“It pushed against culturally accepted racism and bigotry when it was not commercially advisable to do so. The song “You’ve Got to be Carefully Taught” claims that racism and bigotry aren’t inherent — they’re learned behaviors that are detrimental to progress in society. It was a daring message to espouse in 1949, having just come out of World War II and with the opportunity to be rah-rah jingoistic. Instead, it makes a bold statement against racism.”
Seitelman attributes growth of Broadway musical theater during its Golden Age to the New York City subway map. It arbitrarily made Times Square a junction, a primary meeting place for socialization and recreation during a time when industrialization made leisure activities increasingly possible.
“People loved the stars, craved long narratives, developed characters, complex songs,” he says.

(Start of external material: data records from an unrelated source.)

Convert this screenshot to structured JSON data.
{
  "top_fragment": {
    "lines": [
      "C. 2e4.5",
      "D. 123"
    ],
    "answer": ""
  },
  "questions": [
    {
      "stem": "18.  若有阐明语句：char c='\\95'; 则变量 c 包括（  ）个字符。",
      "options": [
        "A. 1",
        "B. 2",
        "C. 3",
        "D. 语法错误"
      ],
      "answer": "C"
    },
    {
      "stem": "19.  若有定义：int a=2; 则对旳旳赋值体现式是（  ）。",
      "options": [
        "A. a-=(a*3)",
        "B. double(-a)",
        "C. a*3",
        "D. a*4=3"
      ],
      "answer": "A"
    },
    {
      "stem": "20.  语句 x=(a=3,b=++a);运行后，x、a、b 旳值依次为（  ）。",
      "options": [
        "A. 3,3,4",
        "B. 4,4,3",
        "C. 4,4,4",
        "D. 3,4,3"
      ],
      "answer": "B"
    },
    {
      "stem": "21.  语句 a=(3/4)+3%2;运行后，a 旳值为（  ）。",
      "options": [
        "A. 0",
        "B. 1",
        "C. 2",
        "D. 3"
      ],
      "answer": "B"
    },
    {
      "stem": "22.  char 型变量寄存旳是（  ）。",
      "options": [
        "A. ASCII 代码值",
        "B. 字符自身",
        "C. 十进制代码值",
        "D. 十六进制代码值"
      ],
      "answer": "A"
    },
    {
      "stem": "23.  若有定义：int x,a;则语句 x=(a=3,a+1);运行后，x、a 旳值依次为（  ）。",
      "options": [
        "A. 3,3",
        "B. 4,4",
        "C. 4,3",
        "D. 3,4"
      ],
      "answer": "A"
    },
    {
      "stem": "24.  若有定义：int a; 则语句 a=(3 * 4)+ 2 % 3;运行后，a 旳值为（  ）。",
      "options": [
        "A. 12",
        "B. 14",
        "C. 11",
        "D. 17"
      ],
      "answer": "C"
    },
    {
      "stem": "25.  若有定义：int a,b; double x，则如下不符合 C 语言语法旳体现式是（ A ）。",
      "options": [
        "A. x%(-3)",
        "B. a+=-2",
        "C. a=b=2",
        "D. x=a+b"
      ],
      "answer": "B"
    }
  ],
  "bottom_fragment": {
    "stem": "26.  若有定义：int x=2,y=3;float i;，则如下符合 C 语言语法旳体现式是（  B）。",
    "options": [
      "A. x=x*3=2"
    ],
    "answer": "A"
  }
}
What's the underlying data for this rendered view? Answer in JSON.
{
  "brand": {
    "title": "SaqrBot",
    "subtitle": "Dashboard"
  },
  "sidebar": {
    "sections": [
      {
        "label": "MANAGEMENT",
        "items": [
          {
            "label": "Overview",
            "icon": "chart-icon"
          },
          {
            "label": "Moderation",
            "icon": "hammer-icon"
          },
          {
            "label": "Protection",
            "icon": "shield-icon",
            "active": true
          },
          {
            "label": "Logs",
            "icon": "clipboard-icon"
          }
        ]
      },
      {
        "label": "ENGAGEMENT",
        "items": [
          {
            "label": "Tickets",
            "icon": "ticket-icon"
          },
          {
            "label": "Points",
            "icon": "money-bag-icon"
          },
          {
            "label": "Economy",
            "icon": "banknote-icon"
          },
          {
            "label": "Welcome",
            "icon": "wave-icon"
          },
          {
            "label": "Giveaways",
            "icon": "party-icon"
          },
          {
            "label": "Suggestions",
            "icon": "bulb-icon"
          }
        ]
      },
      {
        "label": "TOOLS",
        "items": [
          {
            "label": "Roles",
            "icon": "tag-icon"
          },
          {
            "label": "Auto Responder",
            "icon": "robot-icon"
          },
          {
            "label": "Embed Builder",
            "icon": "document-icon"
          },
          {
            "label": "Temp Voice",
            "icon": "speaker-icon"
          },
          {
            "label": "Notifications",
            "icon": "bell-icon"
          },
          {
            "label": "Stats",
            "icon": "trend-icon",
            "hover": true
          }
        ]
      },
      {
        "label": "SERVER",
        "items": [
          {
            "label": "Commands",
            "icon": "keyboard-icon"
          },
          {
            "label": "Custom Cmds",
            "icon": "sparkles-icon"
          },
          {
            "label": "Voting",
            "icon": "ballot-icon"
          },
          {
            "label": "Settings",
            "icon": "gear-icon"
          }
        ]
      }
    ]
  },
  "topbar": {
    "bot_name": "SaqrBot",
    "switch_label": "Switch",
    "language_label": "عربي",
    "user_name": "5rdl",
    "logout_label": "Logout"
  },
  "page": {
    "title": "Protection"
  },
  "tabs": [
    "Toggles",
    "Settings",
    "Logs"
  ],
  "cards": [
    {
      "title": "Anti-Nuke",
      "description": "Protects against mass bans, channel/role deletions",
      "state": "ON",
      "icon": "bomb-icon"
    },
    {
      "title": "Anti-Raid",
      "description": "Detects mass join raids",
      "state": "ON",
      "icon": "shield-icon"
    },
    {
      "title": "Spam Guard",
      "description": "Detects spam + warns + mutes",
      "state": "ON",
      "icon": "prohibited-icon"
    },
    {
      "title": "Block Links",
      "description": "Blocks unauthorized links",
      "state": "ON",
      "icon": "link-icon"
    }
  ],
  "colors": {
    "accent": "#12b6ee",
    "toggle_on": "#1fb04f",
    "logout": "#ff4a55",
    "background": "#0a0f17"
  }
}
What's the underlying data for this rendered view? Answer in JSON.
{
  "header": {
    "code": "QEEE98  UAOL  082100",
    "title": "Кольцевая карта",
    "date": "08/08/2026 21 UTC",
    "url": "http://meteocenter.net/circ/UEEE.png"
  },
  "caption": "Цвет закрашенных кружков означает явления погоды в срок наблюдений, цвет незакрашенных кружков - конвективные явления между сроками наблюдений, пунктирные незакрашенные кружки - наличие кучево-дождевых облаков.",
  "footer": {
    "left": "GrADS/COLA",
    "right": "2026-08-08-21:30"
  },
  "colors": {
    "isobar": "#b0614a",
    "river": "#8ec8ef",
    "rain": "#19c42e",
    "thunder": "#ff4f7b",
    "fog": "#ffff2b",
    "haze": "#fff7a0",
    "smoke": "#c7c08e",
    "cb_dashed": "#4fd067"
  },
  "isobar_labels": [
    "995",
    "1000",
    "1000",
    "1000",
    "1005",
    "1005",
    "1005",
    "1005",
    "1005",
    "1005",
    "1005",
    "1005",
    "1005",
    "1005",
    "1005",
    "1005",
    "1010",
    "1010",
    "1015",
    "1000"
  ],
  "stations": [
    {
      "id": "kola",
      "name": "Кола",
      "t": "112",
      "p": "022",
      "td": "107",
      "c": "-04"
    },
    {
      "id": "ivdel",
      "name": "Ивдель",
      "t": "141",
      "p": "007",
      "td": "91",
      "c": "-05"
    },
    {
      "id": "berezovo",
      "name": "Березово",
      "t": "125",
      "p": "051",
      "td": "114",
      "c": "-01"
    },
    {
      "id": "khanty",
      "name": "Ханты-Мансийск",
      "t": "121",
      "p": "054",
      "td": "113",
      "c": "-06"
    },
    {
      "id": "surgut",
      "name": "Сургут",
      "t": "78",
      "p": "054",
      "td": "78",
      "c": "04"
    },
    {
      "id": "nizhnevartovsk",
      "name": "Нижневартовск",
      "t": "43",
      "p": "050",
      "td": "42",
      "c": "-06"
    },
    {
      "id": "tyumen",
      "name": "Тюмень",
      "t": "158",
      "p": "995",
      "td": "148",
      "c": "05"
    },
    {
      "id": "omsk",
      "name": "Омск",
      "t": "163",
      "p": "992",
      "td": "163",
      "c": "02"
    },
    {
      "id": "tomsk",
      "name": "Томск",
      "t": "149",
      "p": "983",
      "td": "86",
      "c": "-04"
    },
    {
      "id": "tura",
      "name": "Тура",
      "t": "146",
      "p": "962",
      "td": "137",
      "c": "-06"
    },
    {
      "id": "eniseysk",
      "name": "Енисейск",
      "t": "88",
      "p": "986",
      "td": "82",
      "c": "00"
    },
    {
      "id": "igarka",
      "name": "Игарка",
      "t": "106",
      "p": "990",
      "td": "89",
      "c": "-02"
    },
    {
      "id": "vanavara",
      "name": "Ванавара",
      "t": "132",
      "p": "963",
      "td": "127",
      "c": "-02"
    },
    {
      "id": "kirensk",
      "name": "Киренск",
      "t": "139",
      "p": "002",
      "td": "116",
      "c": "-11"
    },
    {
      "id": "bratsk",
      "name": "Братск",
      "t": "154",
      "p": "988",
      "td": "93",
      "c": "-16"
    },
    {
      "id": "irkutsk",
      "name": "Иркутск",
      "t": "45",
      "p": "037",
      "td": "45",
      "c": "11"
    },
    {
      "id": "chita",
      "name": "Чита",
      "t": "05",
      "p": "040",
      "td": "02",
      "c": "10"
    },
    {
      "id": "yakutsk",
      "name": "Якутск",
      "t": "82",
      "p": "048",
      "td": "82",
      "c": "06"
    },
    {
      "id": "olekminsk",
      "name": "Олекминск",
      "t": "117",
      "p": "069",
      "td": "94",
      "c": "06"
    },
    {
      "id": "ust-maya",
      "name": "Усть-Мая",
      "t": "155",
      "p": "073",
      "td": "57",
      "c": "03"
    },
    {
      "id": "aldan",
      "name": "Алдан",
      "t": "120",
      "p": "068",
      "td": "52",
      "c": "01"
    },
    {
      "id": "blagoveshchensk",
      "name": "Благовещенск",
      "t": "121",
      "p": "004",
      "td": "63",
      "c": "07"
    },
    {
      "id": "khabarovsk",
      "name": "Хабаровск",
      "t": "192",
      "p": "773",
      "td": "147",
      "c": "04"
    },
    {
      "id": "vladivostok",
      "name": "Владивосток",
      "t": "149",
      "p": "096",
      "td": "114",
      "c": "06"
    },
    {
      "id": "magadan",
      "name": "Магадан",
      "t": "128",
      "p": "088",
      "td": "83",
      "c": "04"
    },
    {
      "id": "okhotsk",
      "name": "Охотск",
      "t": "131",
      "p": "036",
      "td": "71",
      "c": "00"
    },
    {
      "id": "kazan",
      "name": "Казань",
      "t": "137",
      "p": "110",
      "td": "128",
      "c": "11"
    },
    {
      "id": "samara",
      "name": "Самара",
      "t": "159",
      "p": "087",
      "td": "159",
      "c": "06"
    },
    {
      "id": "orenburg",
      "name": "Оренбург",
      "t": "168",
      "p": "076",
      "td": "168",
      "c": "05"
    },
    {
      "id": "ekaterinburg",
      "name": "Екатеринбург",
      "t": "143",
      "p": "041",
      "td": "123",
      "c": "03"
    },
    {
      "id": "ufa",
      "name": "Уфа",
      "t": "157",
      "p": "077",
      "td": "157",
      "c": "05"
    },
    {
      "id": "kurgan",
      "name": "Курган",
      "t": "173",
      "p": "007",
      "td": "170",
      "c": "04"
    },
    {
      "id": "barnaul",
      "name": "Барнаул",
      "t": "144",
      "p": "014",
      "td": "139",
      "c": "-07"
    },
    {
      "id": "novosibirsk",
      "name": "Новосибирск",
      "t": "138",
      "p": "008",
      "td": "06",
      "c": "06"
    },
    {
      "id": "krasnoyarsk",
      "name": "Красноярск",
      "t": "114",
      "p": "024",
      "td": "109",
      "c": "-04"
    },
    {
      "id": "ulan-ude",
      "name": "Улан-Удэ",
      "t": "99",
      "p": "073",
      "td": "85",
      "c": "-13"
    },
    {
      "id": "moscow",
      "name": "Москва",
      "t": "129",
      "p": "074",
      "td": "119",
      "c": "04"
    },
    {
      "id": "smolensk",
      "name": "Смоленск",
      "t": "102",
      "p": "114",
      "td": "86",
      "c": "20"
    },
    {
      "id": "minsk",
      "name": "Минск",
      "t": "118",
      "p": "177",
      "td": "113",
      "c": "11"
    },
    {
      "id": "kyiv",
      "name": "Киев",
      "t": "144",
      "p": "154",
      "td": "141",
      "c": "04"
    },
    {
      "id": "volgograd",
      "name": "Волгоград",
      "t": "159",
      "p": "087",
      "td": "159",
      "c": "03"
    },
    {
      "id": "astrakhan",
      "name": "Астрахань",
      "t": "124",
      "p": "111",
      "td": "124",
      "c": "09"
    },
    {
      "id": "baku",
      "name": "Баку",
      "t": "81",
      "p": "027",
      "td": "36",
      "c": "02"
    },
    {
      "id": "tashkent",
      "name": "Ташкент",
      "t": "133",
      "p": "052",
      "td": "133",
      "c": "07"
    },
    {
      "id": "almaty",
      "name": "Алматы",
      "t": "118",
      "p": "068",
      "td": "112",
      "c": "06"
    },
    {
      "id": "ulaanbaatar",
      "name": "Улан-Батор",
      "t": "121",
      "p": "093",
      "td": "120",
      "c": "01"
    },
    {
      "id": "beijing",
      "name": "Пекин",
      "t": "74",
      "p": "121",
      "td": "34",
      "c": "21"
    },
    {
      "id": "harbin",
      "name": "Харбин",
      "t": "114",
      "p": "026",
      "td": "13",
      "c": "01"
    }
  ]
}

The approach to Broadway shows in the 21st century continues to be propelled by audiences wanting see certain stars, but is even more determined by today’s exorbitant ticket prices, Seitelman says.
“Tickets are ridiculously expensive, which hurt theater in the last two decades. Revivals dominated because people wanted a known, sure thing if they’re spending hundreds of dollars.”
With increased live-stream or screen capture productions online and theaters “catching up with the times,” he says audience numbers are actually improving because people can first view productions at home.
“Theaters are finding people then want to go see it in-person because they know they love it. It’s more democratized now. And that will engage a whole new group of folks.”
Likely among Broadway’s new audience members — or maybe onstage? — will be Seitelman. After years working in performing arts high school classrooms in the East Bay, he continues to be involved on the local theater scene while working with Sports for Learning, an extracurricular soccer program based in Southern California that morphed into a social-emotional learning company. Teachers in the Bay Area with students currently being resocialized into in-person classrooms receive peer mentoring to support the transition through the program.
During the last 18 months, in addition to visiting musical theaters virtually, Seitelman says he has kept busy.
“I lost 100 pounds, started learning Spanish and hiked all over the area singing.”
Along with him occasionally may have been his wife, Abby Seitelman, and their two daughters, who bear Shakespeare-inspired names, Miranda and Amelia. Or perhaps along for an outing were the family’s one cat (named after Shakespeare’s tragic Juliette) or, more likely, two dogs bearing monikers of characters in Shakespearean comedies, Olivia and Benedict. Asked if his hiking-and-singing repertoire includes “The Hills Are Alive” from The Sound of Music, Seitelman uses his most perfect Spanish to reply, “No sé (I don’t know).”